## ACTIVITY
Select every line below containing the word "link".

## DATA SUPPLIED
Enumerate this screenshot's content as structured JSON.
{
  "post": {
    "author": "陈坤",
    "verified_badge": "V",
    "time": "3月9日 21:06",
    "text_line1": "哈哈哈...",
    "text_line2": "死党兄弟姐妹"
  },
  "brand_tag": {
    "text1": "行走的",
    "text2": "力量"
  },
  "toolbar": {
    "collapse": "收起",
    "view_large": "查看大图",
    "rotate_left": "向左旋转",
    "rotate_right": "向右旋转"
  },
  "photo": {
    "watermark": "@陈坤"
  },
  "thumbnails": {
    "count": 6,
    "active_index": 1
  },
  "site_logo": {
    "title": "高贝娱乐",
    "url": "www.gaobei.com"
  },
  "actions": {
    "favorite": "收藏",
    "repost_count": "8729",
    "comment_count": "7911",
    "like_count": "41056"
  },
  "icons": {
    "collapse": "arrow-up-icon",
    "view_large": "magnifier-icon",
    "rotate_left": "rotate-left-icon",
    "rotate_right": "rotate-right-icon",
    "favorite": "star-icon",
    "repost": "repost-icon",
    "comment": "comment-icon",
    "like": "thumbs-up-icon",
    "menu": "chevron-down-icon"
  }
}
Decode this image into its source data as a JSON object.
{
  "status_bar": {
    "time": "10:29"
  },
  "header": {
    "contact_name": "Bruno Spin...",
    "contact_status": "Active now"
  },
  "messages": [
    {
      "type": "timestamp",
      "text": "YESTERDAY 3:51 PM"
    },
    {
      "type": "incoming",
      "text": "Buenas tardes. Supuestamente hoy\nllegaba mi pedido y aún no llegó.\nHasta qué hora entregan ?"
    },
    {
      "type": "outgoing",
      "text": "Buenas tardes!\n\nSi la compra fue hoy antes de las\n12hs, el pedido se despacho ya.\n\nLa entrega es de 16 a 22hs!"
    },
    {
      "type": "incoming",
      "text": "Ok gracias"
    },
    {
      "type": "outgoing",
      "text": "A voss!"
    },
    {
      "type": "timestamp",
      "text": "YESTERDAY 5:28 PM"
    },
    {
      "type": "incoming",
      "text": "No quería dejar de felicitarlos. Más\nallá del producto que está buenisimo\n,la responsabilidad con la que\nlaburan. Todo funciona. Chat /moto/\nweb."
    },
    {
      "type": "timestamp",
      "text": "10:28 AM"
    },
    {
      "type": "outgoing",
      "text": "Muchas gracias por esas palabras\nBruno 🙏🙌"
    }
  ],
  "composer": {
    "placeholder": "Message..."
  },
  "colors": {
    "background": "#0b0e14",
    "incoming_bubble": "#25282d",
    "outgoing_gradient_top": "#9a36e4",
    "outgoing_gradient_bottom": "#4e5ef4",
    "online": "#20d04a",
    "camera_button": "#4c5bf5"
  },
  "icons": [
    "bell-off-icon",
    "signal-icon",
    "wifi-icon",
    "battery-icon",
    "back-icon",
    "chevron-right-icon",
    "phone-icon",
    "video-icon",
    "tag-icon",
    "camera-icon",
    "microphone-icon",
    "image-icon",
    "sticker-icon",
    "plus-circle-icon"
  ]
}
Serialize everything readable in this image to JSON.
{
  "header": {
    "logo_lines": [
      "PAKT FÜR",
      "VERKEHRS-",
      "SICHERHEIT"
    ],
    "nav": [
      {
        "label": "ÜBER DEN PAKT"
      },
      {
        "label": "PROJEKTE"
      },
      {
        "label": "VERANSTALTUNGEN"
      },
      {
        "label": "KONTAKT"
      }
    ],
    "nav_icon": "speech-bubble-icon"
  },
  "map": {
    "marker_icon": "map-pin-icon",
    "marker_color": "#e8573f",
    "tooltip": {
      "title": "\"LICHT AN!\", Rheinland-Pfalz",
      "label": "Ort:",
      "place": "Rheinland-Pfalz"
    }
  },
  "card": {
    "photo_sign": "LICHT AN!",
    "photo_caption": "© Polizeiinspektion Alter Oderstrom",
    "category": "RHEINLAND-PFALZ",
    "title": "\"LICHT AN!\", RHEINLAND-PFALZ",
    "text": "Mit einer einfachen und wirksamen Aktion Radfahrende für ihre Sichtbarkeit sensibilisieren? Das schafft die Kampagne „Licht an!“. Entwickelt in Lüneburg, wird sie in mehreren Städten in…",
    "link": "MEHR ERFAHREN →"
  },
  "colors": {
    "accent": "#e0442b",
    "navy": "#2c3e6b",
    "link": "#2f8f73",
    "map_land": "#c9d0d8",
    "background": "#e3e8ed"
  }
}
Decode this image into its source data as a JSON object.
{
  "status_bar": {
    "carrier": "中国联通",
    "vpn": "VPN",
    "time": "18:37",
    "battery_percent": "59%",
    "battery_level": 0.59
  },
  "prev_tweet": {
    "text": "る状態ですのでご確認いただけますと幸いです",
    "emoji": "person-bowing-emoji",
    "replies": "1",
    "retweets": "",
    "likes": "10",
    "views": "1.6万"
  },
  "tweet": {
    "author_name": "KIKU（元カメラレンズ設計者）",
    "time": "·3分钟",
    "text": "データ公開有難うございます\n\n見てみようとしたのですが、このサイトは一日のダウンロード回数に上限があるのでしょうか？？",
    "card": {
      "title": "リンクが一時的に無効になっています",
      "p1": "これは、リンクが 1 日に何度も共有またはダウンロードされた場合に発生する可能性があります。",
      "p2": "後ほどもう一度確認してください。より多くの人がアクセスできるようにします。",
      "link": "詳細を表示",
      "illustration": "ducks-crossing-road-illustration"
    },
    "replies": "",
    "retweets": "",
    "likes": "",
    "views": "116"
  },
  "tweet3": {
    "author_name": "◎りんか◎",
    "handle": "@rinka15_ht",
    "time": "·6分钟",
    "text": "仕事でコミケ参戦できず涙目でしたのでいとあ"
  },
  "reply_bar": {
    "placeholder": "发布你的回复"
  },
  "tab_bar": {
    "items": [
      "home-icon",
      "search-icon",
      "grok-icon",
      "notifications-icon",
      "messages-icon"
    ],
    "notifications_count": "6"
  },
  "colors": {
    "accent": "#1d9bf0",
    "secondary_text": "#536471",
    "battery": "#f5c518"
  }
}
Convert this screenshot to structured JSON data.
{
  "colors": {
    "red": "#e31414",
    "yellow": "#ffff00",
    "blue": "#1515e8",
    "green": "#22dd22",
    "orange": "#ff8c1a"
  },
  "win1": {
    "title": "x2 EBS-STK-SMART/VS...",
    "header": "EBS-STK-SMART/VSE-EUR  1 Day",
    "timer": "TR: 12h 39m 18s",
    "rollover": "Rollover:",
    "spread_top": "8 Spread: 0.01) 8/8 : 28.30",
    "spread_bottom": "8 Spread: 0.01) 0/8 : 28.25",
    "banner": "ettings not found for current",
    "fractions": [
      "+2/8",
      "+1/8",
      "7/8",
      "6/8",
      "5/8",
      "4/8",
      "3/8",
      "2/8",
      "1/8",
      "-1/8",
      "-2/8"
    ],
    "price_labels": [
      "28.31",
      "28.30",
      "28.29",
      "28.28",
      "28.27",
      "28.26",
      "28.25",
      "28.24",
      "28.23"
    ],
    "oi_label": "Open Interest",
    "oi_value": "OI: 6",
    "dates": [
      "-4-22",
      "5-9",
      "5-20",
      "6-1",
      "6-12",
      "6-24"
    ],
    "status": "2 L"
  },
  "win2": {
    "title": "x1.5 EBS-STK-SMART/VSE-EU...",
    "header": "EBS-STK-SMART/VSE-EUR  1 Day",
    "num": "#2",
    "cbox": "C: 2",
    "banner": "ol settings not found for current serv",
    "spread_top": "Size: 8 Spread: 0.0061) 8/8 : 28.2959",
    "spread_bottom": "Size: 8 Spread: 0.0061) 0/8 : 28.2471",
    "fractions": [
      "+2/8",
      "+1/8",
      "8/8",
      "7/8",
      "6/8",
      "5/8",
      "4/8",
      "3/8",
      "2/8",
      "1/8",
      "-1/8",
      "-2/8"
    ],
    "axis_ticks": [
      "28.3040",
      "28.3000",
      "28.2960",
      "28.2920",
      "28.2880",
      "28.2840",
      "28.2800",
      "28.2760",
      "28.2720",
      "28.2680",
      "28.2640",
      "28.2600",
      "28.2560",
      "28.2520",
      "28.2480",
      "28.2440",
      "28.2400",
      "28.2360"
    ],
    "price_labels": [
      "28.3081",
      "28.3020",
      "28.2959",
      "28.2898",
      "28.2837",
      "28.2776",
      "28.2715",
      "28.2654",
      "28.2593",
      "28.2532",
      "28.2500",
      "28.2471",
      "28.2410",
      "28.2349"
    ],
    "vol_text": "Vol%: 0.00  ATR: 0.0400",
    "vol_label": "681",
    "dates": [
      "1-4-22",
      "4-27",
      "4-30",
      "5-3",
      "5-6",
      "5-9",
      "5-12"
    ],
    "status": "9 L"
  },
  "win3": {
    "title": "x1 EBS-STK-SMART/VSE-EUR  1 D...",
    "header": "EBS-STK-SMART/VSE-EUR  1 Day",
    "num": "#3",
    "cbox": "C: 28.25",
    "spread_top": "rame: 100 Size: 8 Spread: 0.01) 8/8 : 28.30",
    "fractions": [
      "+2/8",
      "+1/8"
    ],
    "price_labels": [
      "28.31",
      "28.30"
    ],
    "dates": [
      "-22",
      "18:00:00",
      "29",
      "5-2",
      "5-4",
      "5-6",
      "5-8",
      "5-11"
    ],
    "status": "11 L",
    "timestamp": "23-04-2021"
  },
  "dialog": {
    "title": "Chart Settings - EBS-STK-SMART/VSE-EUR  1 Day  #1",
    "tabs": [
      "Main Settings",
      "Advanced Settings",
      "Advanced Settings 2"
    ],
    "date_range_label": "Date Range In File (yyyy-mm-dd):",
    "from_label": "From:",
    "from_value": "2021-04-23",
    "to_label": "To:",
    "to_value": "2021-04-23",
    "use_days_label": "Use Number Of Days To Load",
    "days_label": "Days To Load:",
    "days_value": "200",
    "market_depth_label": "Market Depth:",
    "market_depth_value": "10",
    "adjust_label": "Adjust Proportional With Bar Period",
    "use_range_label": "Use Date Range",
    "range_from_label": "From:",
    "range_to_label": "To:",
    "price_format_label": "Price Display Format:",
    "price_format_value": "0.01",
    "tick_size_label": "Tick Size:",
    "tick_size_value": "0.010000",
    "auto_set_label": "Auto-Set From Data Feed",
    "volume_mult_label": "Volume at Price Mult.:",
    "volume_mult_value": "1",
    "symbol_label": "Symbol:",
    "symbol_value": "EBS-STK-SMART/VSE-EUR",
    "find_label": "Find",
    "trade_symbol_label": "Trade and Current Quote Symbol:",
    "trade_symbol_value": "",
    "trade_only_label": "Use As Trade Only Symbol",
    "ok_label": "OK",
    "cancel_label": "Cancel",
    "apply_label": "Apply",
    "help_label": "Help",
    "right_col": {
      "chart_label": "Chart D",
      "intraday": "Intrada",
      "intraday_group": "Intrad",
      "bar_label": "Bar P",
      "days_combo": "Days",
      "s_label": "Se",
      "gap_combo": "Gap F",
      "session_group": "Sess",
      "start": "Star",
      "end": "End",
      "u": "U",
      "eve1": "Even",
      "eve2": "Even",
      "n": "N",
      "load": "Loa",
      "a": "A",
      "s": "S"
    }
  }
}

## EXERCISE RESPONSE
    "link": "MEHR ERFAHREN →"
    "link": "#2f8f73",
      "link": "詳細を表示",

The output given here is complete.